[Instructions for the task] The records below are to be output exactly, except for their pictures.

[Exercise data]
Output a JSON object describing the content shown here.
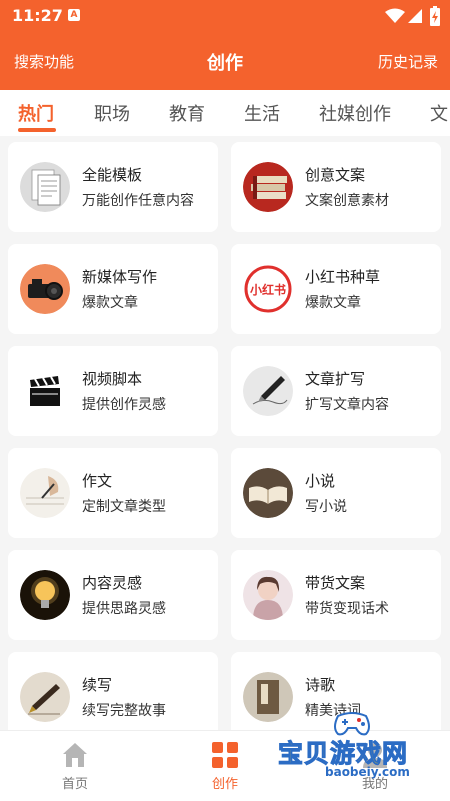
{
  "status_bar": {
    "time": "11:27",
    "notification_badge": "A"
  },
  "header": {
    "search_label": "搜索功能",
    "title": "创作",
    "history_label": "历史记录"
  },
  "tabs": [
    {
      "label": "热门",
      "active": true
    },
    {
      "label": "职场"
    },
    {
      "label": "教育"
    },
    {
      "label": "生活"
    },
    {
      "label": "社媒创作"
    },
    {
      "label": "文"
    }
  ],
  "cards": [
    {
      "title": "全能模板",
      "subtitle": "万能创作任意内容",
      "icon": "document-template-icon"
    },
    {
      "title": "创意文案",
      "subtitle": "文案创意素材",
      "icon": "book-stack-icon"
    },
    {
      "title": "新媒体写作",
      "subtitle": "爆款文章",
      "icon": "camera-icon"
    },
    {
      "title": "小红书种草",
      "subtitle": "爆款文章",
      "icon": "xiaohongshu-icon",
      "logo_text": "小红书"
    },
    {
      "title": "视频脚本",
      "subtitle": "提供创作灵感",
      "icon": "clapperboard-icon"
    },
    {
      "title": "文章扩写",
      "subtitle": "扩写文章内容",
      "icon": "pen-writing-icon"
    },
    {
      "title": "作文",
      "subtitle": "定制文章类型",
      "icon": "hand-writing-icon"
    },
    {
      "title": "小说",
      "subtitle": "写小说",
      "icon": "open-book-icon"
    },
    {
      "title": "内容灵感",
      "subtitle": "提供思路灵感",
      "icon": "lightbulb-icon"
    },
    {
      "title": "带货文案",
      "subtitle": "带货变现话术",
      "icon": "portrait-icon"
    },
    {
      "title": "续写",
      "subtitle": "续写完整故事",
      "icon": "fountain-pen-icon"
    },
    {
      "title": "诗歌",
      "subtitle": "精美诗词",
      "icon": "poetry-book-icon"
    }
  ],
  "bottom_nav": [
    {
      "label": "首页",
      "icon": "home-icon"
    },
    {
      "label": "创作",
      "icon": "grid-icon",
      "active": true
    },
    {
      "label": "我的",
      "icon": "profile-icon"
    }
  ],
  "watermark": {
    "text": "宝贝游戏网",
    "url": "baobeiy.com"
  },
  "colors": {
    "accent": "#f4622d",
    "background": "#f5f5f5",
    "card": "#ffffff"
  }
}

[Answer to the exercise]
Output a JSON object describing the content shown here.
{
  "status_bar": {
    "time": "11:27",
    "notification_badge": "A"
  },
  "header": {
    "search_label": "搜索功能",
    "title": "创作",
    "history_label": "历史记录"
  },
  "tabs": [
    {
      "label": "热门",
      "active": true
    },
    {
      "label": "职场"
    },
    {
      "label": "教育"
    },
    {
      "label": "生活"
    },
    {
      "label": "社媒创作"
    },
    {
      "label": "文"
    }
  ],
  "cards": [
    {
      "title": "全能模板",
      "subtitle": "万能创作任意内容",
      "icon": "document-template-icon"
    },
    {
      "title": "创意文案",
      "subtitle": "文案创意素材",
      "icon": "book-stack-icon"
    },
    {
      "title": "新媒体写作",
      "subtitle": "爆款文章",
      "icon": "camera-icon"
    },
    {
      "title": "小红书种草",
      "subtitle": "爆款文章",
      "icon": "xiaohongshu-icon",
      "logo_text": "小红书"
    },
    {
      "title": "视频脚本",
      "subtitle": "提供创作灵感",
      "icon": "clapperboard-icon"
    },
    {
      "title": "文章扩写",
      "subtitle": "扩写文章内容",
      "icon": "pen-writing-icon"
    },
    {
      "title": "作文",
      "subtitle": "定制文章类型",
      "icon": "hand-writing-icon"
    },
    {
      "title": "小说",
      "subtitle": "写小说",
      "icon": "open-book-icon"
    },
    {
      "title": "内容灵感",
      "subtitle": "提供思路灵感",
      "icon": "lightbulb-icon"
    },
    {
      "title": "带货文案",
      "subtitle": "带货变现话术",
      "icon": "portrait-icon"
    },
    {
      "title": "续写",
      "subtitle": "续写完整故事",
      "icon": "fountain-pen-icon"
    },
    {
      "title": "诗歌",
      "subtitle": "精美诗词",
      "icon": "poetry-book-icon"
    }
  ],
  "bottom_nav": [
    {
      "label": "首页",
      "icon": "home-icon"
    },
    {
      "label": "创作",
      "icon": "grid-icon",
      "active": true
    },
    {
      "label": "我的",
      "icon": "profile-icon"
    }
  ],
  "watermark": {
    "text": "宝贝游戏网",
    "url": "baobeiy.com"
  },
  "colors": {
    "accent": "#f4622d",
    "background": "#f5f5f5",
    "card": "#ffffff"
  }
}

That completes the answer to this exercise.